(Page and application data records):
---+---
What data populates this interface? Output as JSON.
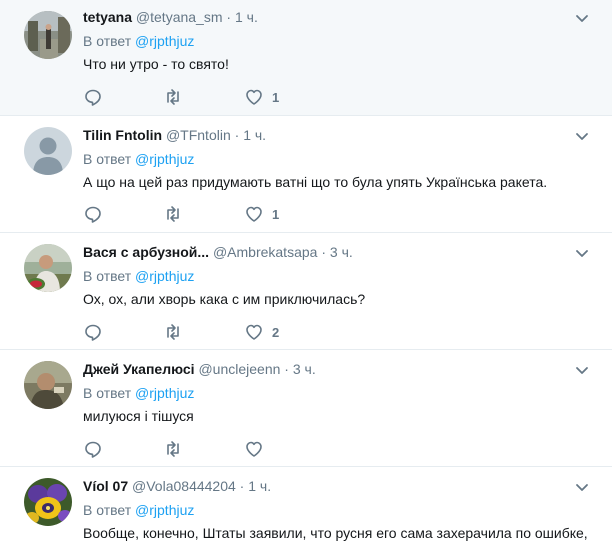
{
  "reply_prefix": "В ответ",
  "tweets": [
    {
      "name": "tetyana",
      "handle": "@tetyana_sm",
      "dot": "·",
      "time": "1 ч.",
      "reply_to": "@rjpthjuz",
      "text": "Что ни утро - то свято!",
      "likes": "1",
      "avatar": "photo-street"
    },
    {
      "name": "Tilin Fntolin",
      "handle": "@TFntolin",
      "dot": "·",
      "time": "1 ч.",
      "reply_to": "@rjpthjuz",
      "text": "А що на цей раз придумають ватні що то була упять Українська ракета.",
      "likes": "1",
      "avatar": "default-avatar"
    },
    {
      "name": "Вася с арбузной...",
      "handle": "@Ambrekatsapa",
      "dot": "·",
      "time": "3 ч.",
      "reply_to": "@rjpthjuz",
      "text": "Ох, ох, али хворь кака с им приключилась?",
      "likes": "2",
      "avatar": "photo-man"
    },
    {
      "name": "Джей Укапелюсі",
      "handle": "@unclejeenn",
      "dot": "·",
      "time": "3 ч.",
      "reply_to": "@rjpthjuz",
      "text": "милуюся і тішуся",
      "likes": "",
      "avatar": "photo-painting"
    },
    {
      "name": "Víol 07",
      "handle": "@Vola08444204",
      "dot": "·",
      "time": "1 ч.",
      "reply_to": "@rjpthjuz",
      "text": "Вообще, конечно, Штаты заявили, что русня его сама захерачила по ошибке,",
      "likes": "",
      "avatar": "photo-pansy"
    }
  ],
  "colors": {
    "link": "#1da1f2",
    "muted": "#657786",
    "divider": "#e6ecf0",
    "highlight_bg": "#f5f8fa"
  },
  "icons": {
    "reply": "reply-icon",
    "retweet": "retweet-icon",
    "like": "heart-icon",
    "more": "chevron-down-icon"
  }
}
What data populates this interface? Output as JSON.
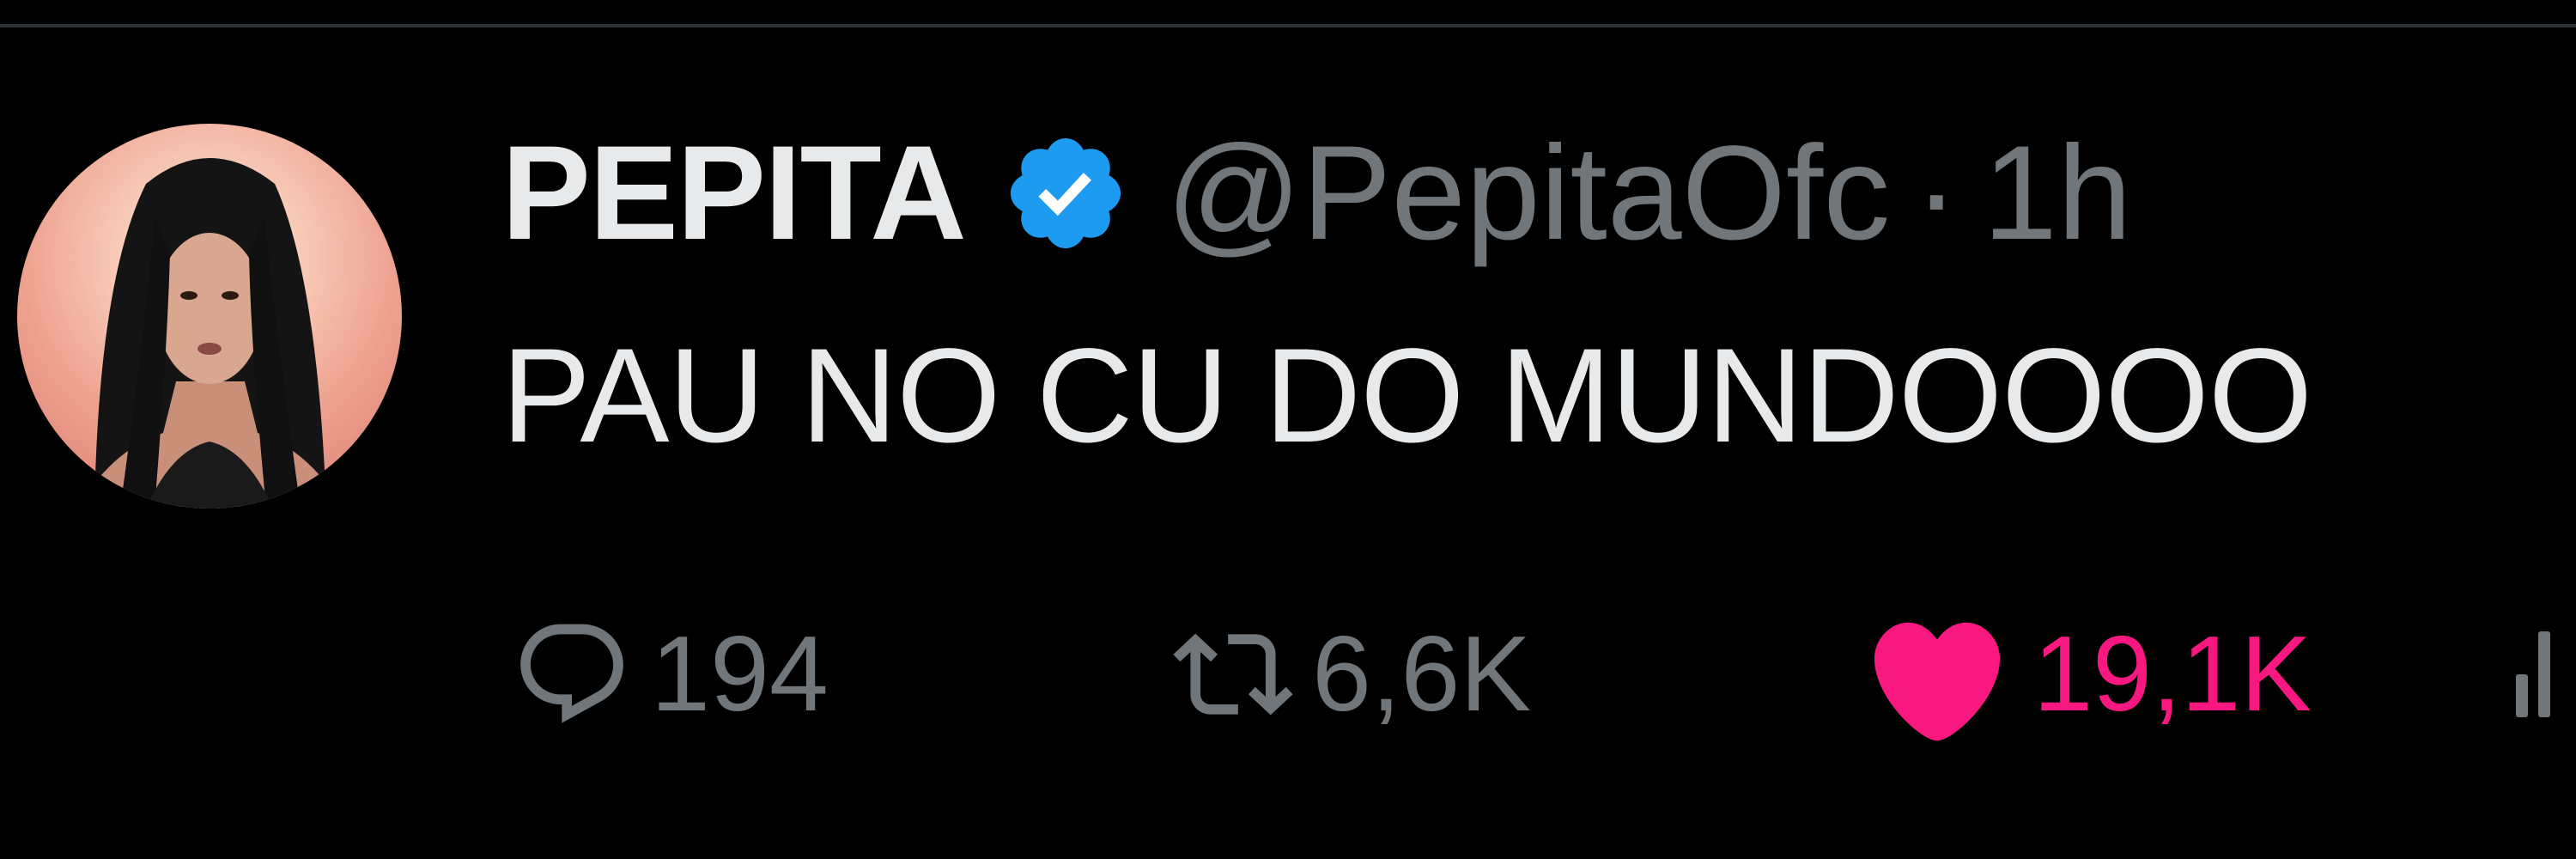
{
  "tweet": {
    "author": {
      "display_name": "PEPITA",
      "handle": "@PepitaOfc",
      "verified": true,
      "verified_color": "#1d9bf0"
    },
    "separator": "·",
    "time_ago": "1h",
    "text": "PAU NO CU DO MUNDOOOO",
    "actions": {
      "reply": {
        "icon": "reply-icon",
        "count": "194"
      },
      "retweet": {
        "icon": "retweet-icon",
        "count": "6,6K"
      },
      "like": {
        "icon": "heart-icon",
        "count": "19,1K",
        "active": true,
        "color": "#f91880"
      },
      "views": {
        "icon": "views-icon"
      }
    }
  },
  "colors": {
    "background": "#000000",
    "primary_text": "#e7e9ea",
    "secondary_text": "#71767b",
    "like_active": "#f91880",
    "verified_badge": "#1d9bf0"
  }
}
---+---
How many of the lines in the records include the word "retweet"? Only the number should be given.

(Task output): 3